How to start a Jenkins slave inside Docker while still exposing docker-cli to jobs

Running a jenkins slave inside docker is more often than not good enough, you may want to run jenkins jobs that requires docker cli. I just release a docker image that does just that

  • Go to Jenkins > manage > node management
  • Click Create a node
  • Check Permanent Agent
  • Set working directory to something like /data/jenkins-slave (if you specify something else, don't forget to also change the command below)
  • Save
  • Download slave-agent.jnlp, open it to retrieve your secret
  • Change the command below with the working directory you specified, your slave-agent URL and jenkins secret

docker run --rm \
-v /data/jenkins-slave:/data/jenkins-slave \
-v /var/run/docker.sock:/var/run/docker.sock \ 
--rm fgribreau/jenkins-slave:latest java -jar /app/slave.jar \ 
-jnlpUrl "http://YOUR_OWN_JENKINS.com/computer/SLAVE_NAME/slave-agent.jnlp" \

  • Run it
  • Done 👍

Why is this awesome?

Now that I can use docker directly from Jenkins jobs, it means I can setup cron jobs through jenkins just with configuration. Since one of docker sweet point is the ability to run CLI tools without any more setup that downloading an image, I now can setup nightly elastic/curator cron jobs just from Jenkins interface without the initial overhead of environnement setup.

I get fail build notifications directly from Hipchat (always be proactively alerted when something goes wrong!), traceability (who started the job) and of course I can reuse my Jenkins authorization setup for cron job as well. Thus no need to setup something like Rundeck when Jenkins already handles the feature set I want!

How to easily debug ElasticSearch in production

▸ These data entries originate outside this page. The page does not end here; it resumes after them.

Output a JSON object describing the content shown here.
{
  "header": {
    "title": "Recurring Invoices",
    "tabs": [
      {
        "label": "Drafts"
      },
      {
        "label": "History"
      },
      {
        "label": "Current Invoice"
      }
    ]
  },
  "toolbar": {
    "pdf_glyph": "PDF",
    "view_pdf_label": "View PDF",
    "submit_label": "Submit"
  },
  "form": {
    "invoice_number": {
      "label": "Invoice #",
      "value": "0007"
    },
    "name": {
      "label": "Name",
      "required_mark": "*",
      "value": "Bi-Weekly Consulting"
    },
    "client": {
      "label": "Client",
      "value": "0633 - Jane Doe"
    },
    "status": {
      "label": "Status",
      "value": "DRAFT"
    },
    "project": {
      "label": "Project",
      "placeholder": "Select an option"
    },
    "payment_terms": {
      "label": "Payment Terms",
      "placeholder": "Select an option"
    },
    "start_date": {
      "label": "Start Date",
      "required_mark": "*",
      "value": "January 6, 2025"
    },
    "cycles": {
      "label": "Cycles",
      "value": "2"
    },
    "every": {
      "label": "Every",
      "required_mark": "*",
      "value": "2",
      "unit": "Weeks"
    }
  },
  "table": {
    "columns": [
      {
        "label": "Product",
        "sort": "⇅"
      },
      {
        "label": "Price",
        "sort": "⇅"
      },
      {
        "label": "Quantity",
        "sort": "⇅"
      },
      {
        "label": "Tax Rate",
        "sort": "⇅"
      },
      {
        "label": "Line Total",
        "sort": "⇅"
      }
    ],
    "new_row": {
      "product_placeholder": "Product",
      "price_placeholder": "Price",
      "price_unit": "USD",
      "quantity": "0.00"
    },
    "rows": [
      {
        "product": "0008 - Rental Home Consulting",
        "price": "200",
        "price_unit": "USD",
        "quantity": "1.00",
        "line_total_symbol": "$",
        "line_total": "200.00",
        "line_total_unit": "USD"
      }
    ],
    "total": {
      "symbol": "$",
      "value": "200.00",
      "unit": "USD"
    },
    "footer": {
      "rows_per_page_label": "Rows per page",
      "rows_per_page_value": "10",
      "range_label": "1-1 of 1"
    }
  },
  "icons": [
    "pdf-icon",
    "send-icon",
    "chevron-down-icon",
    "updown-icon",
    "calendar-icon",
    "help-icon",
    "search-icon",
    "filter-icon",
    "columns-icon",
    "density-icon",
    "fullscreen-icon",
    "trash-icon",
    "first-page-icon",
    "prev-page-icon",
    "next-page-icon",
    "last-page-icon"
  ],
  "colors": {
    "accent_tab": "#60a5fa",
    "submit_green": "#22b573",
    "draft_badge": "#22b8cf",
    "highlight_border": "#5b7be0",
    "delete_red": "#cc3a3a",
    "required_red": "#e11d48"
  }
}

I had to handle a 2 month old issue related to ElasticSearch. A feature I did not know from one of our large monolithic application at iAdvize was not working anymore. Instead of looking directly at thousand lines of code, the fastest way to resolve it was to gather informations related to the issue from outside the app. I had to answer this questions:
  • Is the ElasticSearch server remotely accessible from the frontend servers?
    • If it does not, the first thing to do is to bring back the connexion between the two.
  • Is the ElasticSearch request valid? 
    • If it does not, maybe:
      • we are doing the request on the wrong indice/alias? 
      • the query body is malformed?
  • Does it yield results?
    • If it does not
      • but we should get some, then either the query is invalid or elasticsearch have an issue
    • If it does
      • but from the app point of view we don't get anything
        • it's related to the app itself and we will have to look at the code
To verify the first 3 points in one shot, I started tcpdump on the ElasticSearch server using the command below:

tcpdump -A -nn -s 0 'tcp dst port 9200 and (((ip[2:2] - ((ip[0]&0xf)<<2 -="" tcp="" xf0="">>2)) != 0)' -i eth1

Note: don't forget to change the interface you want to listen on.

Looking at the result I discovered that the app was doing an elasticsearch query on a missing alias. That explains it! Once the alias created, the application feature was working again in production.

The final step was to setup jenkins (or rundeck) to run daily elastic/curator in order to refresh the alias otherwise :

docker run -it --rm bobrik/curator:3.5.1 --host "elasticsearch.domain.com" --port 80 alias --name plugin-xxx-log indices --prefix plugin-xxx-log- --prefix plugin-salesforce-log- --timestring %Y.%m --time-unit months

Now we will be proactively alerted if anything goes wrong. One less thing to worry about!

[Update] I now also use tcpflow to better display content (too bad it's not maintained anymore):

tcpdump -A -l -nn -s 0 'tcp port 9200' -i eth0 | tcpflow -c -e

How to start a Jenkins slave inside Docker

First thing first: open Jenkins, go to Settings > Build Nodes > Add new node > Select Permanent Agent, then set the distant workspace directory (our HOST_JENKINS_SLAVE_HOME in the script above) and select Launch agent via Java Web Start.

Finally, login into your slave machine, put and edit the script above, run it and job done!

#!/usr/bin/env bash

# where your slave working dir will be, it should be the same as the one you configured in Jenkins master settings

# download the slave.jar on the slave machine
curl -s "${JENKINS_ENDPOINT}/jnlpJars/slave.jar" > slave.jar

# run the slave inside a docker
# replace "-d" by "-it --rm" for debugging
docker run -d --name jenkins-slave -v ${PWD}:/app -v ${HOST_JENKINS_SLAVE_HOME}:${HOST_JENKINS_SLAVE_HOME} java:7 java -jar /app/slave.jar -jnlpUrl "${JENKINS_ENDPOINT}/computer/docker-slave/slave-agent.jnlp" -secret $SLAVE_SECRET
« »
Made with on a hot august night.